Liz Stanley, who currently holds a research chair in sociology
at the University of Newcastle, will deliver the 2004 Henrietta
Harvey Lecture in February.
Dr. Stanley previously was chair of sociology at the University
of Manchester in the UK, and has been editor of Women’s
Studies International Forum, Sociology, Auto/Biography and
founding editor of Sociological Research Online.
Among her best known books are (with Sue Wise) Breaking
Out: Feminist Consciousness and Feminist Research (1983);
Breaking Out Again: Feminist Ontology and Epistemology
(1993); The Auto/Biographical I (1992); and
Feminist Praxis (1990). She has lived in New Zealand
and post-1994 South Africa, in the latter case for an extensive
Her main academic interests are concerned with grounded explorations
of epistemological matters, particularly regarding knowledge-claims
about the past, concerning the relationship between biography

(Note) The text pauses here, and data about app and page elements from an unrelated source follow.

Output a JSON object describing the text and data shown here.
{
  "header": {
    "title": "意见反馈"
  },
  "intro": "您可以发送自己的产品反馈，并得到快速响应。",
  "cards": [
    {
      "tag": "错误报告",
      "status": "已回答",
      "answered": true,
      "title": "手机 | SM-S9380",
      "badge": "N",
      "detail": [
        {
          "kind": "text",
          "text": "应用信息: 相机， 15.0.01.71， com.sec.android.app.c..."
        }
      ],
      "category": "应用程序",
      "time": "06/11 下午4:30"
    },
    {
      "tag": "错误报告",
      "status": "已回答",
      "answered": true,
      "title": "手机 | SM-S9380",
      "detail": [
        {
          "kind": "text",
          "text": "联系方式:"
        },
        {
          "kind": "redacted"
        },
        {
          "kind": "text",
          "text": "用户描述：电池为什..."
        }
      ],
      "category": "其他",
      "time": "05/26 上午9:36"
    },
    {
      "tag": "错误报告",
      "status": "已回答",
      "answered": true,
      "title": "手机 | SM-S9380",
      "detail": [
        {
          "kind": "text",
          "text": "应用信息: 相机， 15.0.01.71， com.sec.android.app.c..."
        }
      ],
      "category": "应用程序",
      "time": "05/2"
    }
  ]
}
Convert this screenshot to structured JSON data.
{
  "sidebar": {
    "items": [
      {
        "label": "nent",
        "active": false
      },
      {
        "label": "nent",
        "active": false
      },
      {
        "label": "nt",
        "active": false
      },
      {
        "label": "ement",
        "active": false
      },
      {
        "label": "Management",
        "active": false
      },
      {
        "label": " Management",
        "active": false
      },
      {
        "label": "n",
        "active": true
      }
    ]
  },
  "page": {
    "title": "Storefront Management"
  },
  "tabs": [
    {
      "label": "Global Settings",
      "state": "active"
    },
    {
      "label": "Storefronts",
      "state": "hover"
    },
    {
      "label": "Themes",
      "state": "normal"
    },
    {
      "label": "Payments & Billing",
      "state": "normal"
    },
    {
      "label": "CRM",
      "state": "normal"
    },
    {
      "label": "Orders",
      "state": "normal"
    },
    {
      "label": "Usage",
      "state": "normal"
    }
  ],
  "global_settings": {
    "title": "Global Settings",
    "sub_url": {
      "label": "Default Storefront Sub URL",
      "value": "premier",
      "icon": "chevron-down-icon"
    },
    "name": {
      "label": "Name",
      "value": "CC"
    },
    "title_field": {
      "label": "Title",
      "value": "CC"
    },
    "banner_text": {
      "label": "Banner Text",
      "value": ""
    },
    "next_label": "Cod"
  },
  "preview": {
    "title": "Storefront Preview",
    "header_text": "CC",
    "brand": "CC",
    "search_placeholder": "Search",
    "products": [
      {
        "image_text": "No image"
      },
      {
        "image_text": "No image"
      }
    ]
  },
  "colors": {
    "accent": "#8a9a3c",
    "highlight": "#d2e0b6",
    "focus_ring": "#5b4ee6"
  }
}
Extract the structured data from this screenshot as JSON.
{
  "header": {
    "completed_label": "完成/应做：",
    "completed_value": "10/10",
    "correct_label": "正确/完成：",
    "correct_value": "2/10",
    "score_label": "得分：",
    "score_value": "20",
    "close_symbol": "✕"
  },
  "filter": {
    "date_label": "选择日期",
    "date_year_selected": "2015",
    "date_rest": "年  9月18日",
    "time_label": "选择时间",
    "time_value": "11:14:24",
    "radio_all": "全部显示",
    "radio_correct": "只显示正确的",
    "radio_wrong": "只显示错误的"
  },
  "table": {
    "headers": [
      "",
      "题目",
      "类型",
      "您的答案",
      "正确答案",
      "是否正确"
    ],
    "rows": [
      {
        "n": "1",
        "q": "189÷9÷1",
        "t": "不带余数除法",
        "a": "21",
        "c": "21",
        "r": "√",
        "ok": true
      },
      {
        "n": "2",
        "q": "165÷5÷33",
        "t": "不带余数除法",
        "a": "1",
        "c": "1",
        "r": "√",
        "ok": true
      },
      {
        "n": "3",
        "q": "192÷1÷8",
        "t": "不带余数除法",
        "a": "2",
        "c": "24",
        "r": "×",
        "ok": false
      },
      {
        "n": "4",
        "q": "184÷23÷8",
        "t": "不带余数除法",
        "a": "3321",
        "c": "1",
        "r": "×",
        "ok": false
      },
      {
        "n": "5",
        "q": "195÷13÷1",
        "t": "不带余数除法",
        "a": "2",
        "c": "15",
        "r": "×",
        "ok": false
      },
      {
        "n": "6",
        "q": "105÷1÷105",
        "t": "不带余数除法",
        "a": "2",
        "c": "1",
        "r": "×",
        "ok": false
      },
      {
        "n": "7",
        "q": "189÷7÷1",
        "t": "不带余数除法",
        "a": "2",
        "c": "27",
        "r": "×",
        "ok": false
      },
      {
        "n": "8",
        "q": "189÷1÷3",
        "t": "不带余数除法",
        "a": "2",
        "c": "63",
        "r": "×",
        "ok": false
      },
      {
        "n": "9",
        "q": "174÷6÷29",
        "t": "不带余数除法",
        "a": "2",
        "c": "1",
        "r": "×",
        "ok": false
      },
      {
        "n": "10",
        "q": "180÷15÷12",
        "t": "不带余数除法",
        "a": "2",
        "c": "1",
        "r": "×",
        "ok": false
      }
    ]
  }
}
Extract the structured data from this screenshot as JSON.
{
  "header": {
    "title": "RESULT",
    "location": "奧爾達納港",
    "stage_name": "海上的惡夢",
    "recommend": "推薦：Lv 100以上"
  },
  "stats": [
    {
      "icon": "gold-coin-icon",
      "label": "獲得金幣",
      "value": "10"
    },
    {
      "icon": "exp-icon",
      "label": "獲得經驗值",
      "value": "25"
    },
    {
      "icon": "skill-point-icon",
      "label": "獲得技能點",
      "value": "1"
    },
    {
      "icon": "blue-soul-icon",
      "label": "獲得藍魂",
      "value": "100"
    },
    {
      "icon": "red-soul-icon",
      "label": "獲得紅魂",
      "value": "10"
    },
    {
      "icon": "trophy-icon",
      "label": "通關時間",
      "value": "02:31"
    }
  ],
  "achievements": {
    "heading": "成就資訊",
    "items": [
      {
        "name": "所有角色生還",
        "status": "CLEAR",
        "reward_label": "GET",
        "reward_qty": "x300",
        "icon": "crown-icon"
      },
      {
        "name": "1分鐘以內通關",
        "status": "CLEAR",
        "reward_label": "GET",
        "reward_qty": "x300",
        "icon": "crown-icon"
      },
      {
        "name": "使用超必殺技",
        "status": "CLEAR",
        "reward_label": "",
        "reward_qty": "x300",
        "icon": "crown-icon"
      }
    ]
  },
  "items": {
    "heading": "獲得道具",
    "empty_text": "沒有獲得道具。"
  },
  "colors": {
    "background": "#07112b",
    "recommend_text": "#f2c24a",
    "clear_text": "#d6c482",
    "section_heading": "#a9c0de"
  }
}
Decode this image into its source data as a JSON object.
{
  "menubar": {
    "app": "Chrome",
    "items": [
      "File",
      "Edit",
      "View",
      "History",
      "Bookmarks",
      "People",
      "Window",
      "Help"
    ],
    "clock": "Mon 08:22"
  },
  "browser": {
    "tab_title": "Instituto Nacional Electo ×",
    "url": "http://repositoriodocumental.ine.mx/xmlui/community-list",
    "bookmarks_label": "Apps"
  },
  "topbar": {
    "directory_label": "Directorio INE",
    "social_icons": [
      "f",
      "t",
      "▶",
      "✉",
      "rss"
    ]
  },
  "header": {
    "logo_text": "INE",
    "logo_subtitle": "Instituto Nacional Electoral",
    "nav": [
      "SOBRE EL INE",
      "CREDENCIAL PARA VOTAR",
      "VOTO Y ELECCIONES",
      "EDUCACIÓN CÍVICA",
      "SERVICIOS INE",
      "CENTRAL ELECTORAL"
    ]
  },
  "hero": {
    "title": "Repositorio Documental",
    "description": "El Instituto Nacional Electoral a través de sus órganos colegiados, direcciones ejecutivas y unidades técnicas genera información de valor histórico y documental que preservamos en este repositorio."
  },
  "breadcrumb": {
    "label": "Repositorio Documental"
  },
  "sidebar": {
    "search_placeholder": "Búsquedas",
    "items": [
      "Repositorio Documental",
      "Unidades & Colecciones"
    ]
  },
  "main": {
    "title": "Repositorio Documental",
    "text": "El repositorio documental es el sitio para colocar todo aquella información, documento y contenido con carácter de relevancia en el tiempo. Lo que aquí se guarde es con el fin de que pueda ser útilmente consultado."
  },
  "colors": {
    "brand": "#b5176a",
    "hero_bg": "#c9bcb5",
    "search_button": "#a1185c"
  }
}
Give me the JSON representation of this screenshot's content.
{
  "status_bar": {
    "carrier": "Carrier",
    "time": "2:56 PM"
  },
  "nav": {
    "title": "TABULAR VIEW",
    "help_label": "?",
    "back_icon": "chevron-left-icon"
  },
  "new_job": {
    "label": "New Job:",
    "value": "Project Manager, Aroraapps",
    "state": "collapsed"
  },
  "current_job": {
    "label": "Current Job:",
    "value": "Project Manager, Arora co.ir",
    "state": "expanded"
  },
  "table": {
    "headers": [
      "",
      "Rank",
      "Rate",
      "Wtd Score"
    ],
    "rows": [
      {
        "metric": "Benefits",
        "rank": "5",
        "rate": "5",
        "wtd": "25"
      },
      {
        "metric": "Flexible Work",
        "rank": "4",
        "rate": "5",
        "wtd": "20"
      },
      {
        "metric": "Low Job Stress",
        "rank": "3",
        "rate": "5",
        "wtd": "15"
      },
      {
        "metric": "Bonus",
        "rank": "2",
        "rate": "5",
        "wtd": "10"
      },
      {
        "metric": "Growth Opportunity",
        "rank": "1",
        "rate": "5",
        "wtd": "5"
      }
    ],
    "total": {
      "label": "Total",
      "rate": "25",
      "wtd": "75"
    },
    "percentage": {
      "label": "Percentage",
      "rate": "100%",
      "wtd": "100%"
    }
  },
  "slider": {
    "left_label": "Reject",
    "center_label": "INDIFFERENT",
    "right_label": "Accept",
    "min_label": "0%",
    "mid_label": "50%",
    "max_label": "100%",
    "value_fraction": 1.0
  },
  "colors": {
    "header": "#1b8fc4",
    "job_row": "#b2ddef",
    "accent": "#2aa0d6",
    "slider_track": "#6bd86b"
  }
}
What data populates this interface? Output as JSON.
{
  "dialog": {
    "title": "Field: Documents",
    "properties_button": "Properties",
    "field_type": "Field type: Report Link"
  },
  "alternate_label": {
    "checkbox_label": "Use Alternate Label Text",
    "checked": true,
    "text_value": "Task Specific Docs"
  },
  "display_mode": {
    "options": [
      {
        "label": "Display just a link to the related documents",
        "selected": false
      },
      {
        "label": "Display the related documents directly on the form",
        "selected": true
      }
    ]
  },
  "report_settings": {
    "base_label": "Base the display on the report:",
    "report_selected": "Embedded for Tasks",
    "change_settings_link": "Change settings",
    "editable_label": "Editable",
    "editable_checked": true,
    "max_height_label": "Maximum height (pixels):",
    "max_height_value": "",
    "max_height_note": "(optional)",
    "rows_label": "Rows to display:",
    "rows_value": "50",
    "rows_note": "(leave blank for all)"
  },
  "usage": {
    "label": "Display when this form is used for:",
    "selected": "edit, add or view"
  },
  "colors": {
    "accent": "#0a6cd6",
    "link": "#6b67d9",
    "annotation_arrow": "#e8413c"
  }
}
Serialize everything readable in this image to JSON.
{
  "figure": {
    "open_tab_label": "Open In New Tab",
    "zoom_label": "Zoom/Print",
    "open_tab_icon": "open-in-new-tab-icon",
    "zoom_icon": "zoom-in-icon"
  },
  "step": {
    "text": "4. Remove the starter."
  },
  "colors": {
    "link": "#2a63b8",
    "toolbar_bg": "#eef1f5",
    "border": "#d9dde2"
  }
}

and social structure, and in relation to cross-cultural comparisons.
Liz Stanley will give the following public presentations:
Tuesday, Feb. 3: The Henrietta Harvey Lecture
titled From the Perimeter of Memorial Spaces: Post-memory,
Land Acts and Public Commemoration of the Concentration
Camps of the South African War, at the Donald Cook Recital
Hall, 7.30 p.m., to be followed by a wine and cheese reception
in the foyer.
Wednesday, Feb. 4: Mourning Becomes: Boer
Women and the Political Mythology of Afrikanerdom, in room
SN-2105 (To be confirmed) 12 p.m., followed by coffee and
donuts. This seminar is aimed principally at students in
Arts but all are welcome.
Thursday, Feb. 5: “The Method of
the Life We All Lead: Sociological Thoughts on Olive Schreiner's
Social Theory, at 2 p.m. in the Genesis Room, Spencer Hall,
followed by coffee. This seminar is aimed at faculty, especially
Arts faculty, but all are welcome.
Friday, Feb. 6: Feminist Theory Without
Bounds - or a Theory That Refuses to Know its Place, at
3 p.m. in the Sally Davis Room (SN-4087). This is part of
the Women’s Studies Speakers Series and will be followed
by a wine and cheese reception.
Calls to new PM
Six national education associations have called on Prime Minister
Paul Martin to make post-secondary education a priority for
In a letter released Jan. 14, the Association of Canadian
Community Colleges, the Association of Universities and Colleges
of Canada, the Canadian Alliance of Student Associations,
the Canadian Association of University Teachers, the Canadian
Federation for the Humanities and Social Sciences, and the
Canadian Federation of Students have emphasized to the prime
minister that accessible and high quality post-secondary education
is vital to Canada’s economic, social and cultural development.
The six associations, which represent students, faculty, scholarly
associations and more than 200 post-secondary institutions
across the country, call on the federal government to use
the upcoming Speech from the Throne as an opportunity to stress
the importance of post-secondary education for all Canadians.
They recommend that the federal government commit to working
with provincial and territorial governments to design and
implement a fiscal transfer to the provinces and territories
for the specific purpose of funding post-secondary education.
The joint letter to the prime minister represents an exceptional
collective effort by the post-secondary education community
to work together on issues of common concern.
Film poster exhibit at Grenfell
Sir Wilfred Grenfell College Art Gallery is hosting Representing
Cinema and the Art of the Film Poster, an exhibition of 32
original film posters from around the world, dating between
1929 and 1974. The exhibition is organized and circulated
by the Thames Art Gallery and drawn from a collection of film
posters assembled over the past ten years by guest curator
A number of pieces in the exhibition are either unique or
one of only a few copies known to exist. Unlike other popular
culture ephemera, such as books, prints, cards, or magazines,
film posters were never intended for public market. They were
produced by the studio exclusively for use by the theatre,
and were to be returned to the distributor immediately thereafter.
At this point they were normally destroyed and, as a result,
comparatively few have survived. Those that did survive have
also had to contend with wars, natural disasters, mishandling,
and the ravages of time.
Sir Wilfred Grenfell College Art Gallery will host a film
series in conjunction with the exhibition. While a film poster
can be enjoyed simply as a work of art or historical document,
the film screenings will offer an opportunity for the viewer
to become familiar with the following films represented in
Films will be screened in the Arts and Sciences Lecture Theatre
(AS328) and in the Fine Arts Lecture Theatre (FA224), as noted.
Please call 637-6209 for information.